— Exercise instructions —
Among the lines below, how many carry the string "upload"? Reply with a number and nothing else.
** Given records follows **
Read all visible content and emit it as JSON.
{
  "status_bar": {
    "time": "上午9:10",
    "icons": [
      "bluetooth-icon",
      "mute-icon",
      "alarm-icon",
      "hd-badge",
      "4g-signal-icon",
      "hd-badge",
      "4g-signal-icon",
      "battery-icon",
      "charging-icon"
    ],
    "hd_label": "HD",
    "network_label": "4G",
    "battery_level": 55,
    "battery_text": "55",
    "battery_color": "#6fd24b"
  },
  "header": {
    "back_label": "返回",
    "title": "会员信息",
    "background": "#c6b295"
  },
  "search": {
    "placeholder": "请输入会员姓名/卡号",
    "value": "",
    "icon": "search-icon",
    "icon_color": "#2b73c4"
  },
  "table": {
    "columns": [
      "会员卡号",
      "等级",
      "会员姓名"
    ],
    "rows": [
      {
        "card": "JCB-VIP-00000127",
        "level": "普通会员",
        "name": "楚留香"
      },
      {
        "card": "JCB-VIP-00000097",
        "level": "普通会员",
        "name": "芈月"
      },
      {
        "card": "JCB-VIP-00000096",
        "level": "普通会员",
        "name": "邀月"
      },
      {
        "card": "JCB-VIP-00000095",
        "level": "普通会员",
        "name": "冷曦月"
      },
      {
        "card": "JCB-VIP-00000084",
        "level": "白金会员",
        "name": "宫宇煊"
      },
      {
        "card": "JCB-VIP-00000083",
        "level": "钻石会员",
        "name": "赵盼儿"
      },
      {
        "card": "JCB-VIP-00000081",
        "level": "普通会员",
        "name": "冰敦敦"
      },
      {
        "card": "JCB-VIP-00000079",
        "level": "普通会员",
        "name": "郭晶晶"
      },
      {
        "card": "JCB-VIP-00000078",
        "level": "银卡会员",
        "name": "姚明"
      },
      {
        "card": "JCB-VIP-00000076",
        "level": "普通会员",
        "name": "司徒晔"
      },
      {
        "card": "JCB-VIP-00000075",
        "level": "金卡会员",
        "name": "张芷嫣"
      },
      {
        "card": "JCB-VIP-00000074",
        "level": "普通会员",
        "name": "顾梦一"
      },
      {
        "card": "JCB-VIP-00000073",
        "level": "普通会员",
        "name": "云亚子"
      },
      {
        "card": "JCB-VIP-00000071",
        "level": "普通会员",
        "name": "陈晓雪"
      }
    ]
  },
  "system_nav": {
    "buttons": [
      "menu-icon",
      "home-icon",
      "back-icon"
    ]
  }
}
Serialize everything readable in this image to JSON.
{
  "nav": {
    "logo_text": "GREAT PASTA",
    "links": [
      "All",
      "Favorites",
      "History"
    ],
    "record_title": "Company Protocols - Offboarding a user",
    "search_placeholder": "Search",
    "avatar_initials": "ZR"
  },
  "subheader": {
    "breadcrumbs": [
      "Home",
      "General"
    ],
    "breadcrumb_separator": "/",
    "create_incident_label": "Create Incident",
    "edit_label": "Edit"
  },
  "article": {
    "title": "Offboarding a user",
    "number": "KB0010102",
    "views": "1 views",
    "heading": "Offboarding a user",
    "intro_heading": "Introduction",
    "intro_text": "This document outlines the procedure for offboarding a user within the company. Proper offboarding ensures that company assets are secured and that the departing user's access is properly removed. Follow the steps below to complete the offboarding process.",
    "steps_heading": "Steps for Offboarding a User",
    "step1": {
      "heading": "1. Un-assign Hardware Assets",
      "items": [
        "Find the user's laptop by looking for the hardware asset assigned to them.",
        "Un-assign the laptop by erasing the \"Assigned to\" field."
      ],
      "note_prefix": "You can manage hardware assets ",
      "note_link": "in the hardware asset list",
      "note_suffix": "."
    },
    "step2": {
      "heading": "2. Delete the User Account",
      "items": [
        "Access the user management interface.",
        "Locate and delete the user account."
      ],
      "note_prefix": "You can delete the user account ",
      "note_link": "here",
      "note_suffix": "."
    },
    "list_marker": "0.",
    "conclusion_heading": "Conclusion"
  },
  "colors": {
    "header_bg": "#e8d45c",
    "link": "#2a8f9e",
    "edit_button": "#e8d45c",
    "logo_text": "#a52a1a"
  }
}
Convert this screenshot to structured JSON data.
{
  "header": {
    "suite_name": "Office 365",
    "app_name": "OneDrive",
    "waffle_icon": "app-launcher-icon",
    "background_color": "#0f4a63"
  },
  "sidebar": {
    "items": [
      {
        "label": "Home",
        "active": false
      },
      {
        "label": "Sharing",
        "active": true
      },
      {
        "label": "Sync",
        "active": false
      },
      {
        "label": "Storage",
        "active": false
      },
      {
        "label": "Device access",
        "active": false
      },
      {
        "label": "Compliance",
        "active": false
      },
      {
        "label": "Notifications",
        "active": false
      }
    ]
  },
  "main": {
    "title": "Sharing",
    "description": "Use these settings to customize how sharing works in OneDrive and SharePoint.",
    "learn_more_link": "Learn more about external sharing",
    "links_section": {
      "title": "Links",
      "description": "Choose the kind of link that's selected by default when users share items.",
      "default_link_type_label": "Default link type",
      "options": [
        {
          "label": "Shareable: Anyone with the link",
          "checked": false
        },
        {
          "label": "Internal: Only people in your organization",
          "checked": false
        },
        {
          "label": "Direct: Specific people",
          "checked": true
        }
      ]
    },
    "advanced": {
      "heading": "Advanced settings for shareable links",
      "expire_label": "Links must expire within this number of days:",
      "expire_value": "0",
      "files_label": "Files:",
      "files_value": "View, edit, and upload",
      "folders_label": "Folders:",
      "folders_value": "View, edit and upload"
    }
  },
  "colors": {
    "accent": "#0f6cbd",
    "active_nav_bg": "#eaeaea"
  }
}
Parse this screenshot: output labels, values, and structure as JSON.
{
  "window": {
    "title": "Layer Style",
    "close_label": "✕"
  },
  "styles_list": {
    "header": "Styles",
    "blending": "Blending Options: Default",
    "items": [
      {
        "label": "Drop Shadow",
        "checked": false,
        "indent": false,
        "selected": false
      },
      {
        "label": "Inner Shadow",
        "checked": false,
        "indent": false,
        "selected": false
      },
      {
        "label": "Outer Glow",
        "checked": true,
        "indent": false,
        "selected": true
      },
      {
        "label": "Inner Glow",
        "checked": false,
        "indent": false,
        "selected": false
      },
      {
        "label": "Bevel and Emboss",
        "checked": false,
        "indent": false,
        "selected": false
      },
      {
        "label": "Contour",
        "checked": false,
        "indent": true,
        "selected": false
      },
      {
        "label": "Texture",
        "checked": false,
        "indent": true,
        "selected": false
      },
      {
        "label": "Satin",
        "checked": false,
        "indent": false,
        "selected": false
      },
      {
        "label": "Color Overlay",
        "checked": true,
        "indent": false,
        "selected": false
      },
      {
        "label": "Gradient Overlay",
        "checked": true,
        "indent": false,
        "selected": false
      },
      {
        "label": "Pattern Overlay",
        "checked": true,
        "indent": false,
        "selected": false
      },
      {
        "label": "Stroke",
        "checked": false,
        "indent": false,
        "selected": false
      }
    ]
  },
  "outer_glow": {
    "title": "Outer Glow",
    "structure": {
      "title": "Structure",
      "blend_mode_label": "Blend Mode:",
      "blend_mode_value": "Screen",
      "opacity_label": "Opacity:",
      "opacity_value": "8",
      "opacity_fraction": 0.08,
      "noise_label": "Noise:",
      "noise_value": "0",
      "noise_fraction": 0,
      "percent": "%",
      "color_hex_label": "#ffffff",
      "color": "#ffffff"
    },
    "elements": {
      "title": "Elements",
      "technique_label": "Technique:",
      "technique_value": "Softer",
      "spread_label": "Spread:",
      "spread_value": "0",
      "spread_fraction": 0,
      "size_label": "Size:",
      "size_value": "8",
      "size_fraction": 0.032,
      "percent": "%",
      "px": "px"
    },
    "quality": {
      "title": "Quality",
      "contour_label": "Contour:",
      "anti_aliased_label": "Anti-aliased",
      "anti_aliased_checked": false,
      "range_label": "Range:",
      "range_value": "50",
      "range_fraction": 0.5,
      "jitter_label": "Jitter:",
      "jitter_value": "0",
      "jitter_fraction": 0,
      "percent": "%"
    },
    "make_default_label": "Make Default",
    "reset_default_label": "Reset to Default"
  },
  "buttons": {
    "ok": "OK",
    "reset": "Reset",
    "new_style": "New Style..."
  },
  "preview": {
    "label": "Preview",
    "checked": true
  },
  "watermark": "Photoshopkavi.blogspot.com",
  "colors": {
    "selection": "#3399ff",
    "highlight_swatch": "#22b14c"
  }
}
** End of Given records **
— Task solution —
2